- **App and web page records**
--- START ---
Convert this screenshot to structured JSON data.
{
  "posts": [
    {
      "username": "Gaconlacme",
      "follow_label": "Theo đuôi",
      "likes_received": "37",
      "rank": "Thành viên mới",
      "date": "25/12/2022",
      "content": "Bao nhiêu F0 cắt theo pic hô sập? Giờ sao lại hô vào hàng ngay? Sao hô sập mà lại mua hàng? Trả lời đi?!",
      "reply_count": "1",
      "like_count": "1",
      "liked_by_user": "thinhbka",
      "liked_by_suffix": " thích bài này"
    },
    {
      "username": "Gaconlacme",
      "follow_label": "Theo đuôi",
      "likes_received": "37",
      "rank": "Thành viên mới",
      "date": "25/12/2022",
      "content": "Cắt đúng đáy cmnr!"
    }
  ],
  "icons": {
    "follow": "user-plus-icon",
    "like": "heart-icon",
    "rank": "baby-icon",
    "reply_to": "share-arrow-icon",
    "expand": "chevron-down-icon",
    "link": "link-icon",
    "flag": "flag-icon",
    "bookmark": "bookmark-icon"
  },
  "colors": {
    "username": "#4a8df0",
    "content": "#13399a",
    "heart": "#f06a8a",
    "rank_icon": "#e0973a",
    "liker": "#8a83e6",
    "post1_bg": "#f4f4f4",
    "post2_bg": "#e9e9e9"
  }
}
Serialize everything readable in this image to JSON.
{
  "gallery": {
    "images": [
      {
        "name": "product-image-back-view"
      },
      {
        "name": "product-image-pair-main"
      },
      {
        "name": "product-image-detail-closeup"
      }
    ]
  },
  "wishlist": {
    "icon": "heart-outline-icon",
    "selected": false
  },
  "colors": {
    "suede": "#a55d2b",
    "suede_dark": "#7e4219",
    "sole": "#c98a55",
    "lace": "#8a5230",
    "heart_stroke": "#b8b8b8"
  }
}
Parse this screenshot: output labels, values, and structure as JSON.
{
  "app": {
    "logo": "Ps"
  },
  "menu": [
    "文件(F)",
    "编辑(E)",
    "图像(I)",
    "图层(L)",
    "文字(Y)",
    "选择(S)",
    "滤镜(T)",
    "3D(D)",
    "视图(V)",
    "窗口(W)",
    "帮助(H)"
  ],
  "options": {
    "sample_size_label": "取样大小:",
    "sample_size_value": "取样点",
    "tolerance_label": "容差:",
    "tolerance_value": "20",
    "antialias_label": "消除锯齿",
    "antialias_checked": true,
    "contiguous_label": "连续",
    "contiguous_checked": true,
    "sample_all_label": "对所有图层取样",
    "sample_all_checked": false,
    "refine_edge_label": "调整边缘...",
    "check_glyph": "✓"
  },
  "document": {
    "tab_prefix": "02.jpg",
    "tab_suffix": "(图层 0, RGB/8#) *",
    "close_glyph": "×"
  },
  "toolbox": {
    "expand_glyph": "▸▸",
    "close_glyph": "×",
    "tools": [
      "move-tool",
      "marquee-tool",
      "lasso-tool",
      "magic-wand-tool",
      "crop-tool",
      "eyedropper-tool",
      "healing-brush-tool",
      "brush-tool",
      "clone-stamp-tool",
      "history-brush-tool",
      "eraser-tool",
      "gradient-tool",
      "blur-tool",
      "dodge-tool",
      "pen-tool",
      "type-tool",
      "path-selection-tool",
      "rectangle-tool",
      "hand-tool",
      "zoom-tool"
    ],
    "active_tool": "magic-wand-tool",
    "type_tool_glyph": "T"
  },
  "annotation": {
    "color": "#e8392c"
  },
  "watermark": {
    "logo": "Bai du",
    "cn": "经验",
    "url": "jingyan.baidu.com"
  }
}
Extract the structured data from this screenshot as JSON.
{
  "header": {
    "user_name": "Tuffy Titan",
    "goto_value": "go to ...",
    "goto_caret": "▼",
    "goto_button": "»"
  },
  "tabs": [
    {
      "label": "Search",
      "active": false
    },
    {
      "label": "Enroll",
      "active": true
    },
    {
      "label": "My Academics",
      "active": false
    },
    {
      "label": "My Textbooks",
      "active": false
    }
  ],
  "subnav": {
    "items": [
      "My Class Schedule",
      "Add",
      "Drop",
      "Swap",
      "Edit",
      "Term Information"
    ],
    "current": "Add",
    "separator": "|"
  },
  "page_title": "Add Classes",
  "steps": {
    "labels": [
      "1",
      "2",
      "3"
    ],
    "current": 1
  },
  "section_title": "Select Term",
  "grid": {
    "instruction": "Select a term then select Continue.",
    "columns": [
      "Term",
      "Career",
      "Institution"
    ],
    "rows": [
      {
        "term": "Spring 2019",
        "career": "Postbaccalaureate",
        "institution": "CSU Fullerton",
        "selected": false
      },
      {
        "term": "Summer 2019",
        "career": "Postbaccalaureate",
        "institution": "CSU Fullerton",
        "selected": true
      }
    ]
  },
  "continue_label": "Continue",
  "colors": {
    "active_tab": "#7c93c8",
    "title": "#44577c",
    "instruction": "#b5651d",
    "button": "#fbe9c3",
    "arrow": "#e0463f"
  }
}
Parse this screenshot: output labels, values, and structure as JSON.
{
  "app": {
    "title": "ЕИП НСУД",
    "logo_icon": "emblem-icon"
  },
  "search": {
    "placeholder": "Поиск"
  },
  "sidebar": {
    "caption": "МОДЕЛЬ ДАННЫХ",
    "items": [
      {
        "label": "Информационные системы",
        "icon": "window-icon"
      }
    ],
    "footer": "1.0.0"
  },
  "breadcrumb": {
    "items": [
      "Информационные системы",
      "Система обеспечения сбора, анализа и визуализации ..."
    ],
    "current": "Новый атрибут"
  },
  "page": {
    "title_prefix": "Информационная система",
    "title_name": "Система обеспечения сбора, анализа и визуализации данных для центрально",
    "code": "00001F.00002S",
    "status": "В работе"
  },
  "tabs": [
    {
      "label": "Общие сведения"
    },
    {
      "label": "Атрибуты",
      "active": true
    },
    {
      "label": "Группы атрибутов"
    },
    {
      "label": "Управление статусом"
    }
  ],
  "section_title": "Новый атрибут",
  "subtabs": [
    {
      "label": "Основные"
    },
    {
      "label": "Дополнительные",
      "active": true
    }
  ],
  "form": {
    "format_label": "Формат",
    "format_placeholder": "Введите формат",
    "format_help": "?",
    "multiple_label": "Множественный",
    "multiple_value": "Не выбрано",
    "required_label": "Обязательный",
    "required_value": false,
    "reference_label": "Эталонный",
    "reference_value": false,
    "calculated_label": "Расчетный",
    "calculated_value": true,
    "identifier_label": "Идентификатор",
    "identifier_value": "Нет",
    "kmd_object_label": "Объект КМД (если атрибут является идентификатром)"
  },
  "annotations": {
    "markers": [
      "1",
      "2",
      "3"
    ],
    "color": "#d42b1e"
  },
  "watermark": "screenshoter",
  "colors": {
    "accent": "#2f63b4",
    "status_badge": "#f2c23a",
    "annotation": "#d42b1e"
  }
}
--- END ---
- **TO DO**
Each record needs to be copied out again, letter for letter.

- **EXERCISE RESULT**
Convert this screenshot to structured JSON data.
{
  "posts": [
    {
      "username": "Gaconlacme",
      "follow_label": "Theo đuôi",
      "likes_received": "37",
      "rank": "Thành viên mới",
      "date": "25/12/2022",
      "content": "Bao nhiêu F0 cắt theo pic hô sập? Giờ sao lại hô vào hàng ngay? Sao hô sập mà lại mua hàng? Trả lời đi?!",
      "reply_count": "1",
      "like_count": "1",
      "liked_by_user": "thinhbka",
      "liked_by_suffix": " thích bài này"
    },
    {
      "username": "Gaconlacme",
      "follow_label": "Theo đuôi",
      "likes_received": "37",
      "rank": "Thành viên mới",
      "date": "25/12/2022",
      "content": "Cắt đúng đáy cmnr!"
    }
  ],
  "icons": {
    "follow": "user-plus-icon",
    "like": "heart-icon",
    "rank": "baby-icon",
    "reply_to": "share-arrow-icon",
    "expand": "chevron-down-icon",
    "link": "link-icon",
    "flag": "flag-icon",
    "bookmark": "bookmark-icon"
  },
  "colors": {
    "username": "#4a8df0",
    "content": "#13399a",
    "heart": "#f06a8a",
    "rank_icon": "#e0973a",
    "liker": "#8a83e6",
    "post1_bg": "#f4f4f4",
    "post2_bg": "#e9e9e9"
  }
}
Serialize everything readable in this image to JSON.
{
  "gallery": {
    "images": [
      {
        "name": "product-image-back-view"
      },
      {
        "name": "product-image-pair-main"
      },
      {
        "name": "product-image-detail-closeup"
      }
    ]
  },
  "wishlist": {
    "icon": "heart-outline-icon",
    "selected": false
  },
  "colors": {
    "suede": "#a55d2b",
    "suede_dark": "#7e4219",
    "sole": "#c98a55",
    "lace": "#8a5230",
    "heart_stroke": "#b8b8b8"
  }
}
Parse this screenshot: output labels, values, and structure as JSON.
{
  "app": {
    "logo": "Ps"
  },
  "menu": [
    "文件(F)",
    "编辑(E)",
    "图像(I)",
    "图层(L)",
    "文字(Y)",
    "选择(S)",
    "滤镜(T)",
    "3D(D)",
    "视图(V)",
    "窗口(W)",
    "帮助(H)"
  ],
  "options": {
    "sample_size_label": "取样大小:",
    "sample_size_value": "取样点",
    "tolerance_label": "容差:",
    "tolerance_value": "20",
    "antialias_label": "消除锯齿",
    "antialias_checked": true,
    "contiguous_label": "连续",
    "contiguous_checked": true,
    "sample_all_label": "对所有图层取样",
    "sample_all_checked": false,
    "refine_edge_label": "调整边缘...",
    "check_glyph": "✓"
  },
  "document": {
    "tab_prefix": "02.jpg",
    "tab_suffix": "(图层 0, RGB/8#) *",
    "close_glyph": "×"
  },
  "toolbox": {
    "expand_glyph": "▸▸",
    "close_glyph": "×",
    "tools": [
      "move-tool",
      "marquee-tool",
      "lasso-tool",
      "magic-wand-tool",
      "crop-tool",
      "eyedropper-tool",
      "healing-brush-tool",
      "brush-tool",
      "clone-stamp-tool",
      "history-brush-tool",
      "eraser-tool",
      "gradient-tool",
      "blur-tool",
      "dodge-tool",
      "pen-tool",
      "type-tool",
      "path-selection-tool",
      "rectangle-tool",
      "hand-tool",
      "zoom-tool"
    ],
    "active_tool": "magic-wand-tool",
    "type_tool_glyph": "T"
  },
  "annotation": {
    "color": "#e8392c"
  },
  "watermark": {
    "logo": "Bai du",
    "cn": "经验",
    "url": "jingyan.baidu.com"
  }
}
Extract the structured data from this screenshot as JSON.
{
  "header": {
    "user_name": "Tuffy Titan",
    "goto_value": "go to ...",
    "goto_caret": "▼",
    "goto_button": "»"
  },
  "tabs": [
    {
      "label": "Search",
      "active": false
    },
    {
      "label": "Enroll",
      "active": true
    },
    {
      "label": "My Academics",
      "active": false
    },
    {
      "label": "My Textbooks",
      "active": false
    }
  ],
  "subnav": {
    "items": [
      "My Class Schedule",
      "Add",
      "Drop",
      "Swap",
      "Edit",
      "Term Information"
    ],
    "current": "Add",
    "separator": "|"
  },
  "page_title": "Add Classes",
  "steps": {
    "labels": [
      "1",
      "2",
      "3"
    ],
    "current": 1
  },
  "section_title": "Select Term",
  "grid": {
    "instruction": "Select a term then select Continue.",
    "columns": [
      "Term",
      "Career",
      "Institution"
    ],
    "rows": [
      {
        "term": "Spring 2019",
        "career": "Postbaccalaureate",
        "institution": "CSU Fullerton",
        "selected": false
      },
      {
        "term": "Summer 2019",
        "career": "Postbaccalaureate",
        "institution": "CSU Fullerton",
        "selected": true
      }
    ]
  },
  "continue_label": "Continue",
  "colors": {
    "active_tab": "#7c93c8",
    "title": "#44577c",
    "instruction": "#b5651d",
    "button": "#fbe9c3",
    "arrow": "#e0463f"
  }
}
Parse this screenshot: output labels, values, and structure as JSON.
{
  "app": {
    "title": "ЕИП НСУД",
    "logo_icon": "emblem-icon"
  },
  "search": {
    "placeholder": "Поиск"
  },
  "sidebar": {
    "caption": "МОДЕЛЬ ДАННЫХ",
    "items": [
      {
        "label": "Информационные системы",
        "icon": "window-icon"
      }
    ],
    "footer": "1.0.0"
  },
  "breadcrumb": {
    "items": [
      "Информационные системы",
      "Система обеспечения сбора, анализа и визуализации ..."
    ],
    "current": "Новый атрибут"
  },
  "page": {
    "title_prefix": "Информационная система",
    "title_name": "Система обеспечения сбора, анализа и визуализации данных для центрально",
    "code": "00001F.00002S",
    "status": "В работе"
  },
  "tabs": [
    {
      "label": "Общие сведения"
    },
    {
      "label": "Атрибуты",
      "active": true
    },
    {
      "label": "Группы атрибутов"
    },
    {
      "label": "Управление статусом"
    }
  ],
  "section_title": "Новый атрибут",
  "subtabs": [
    {
      "label": "Основные"
    },
    {
      "label": "Дополнительные",
      "active": true
    }
  ],
  "form": {
    "format_label": "Формат",
    "format_placeholder": "Введите формат",
    "format_help": "?",
    "multiple_label": "Множественный",
    "multiple_value": "Не выбрано",
    "required_label": "Обязательный",
    "required_value": false,
    "reference_label": "Эталонный",
    "reference_value": false,
    "calculated_label": "Расчетный",
    "calculated_value": true,
    "identifier_label": "Идентификатор",
    "identifier_value": "Нет",
    "kmd_object_label": "Объект КМД (если атрибут является идентификатром)"
  },
  "annotations": {
    "markers": [
      "1",
      "2",
      "3"
    ],
    "color": "#d42b1e"
  },
  "watermark": "screenshoter",
  "colors": {
    "accent": "#2f63b4",
    "status_badge": "#f2c23a",
    "annotation": "#d42b1e"
  }
}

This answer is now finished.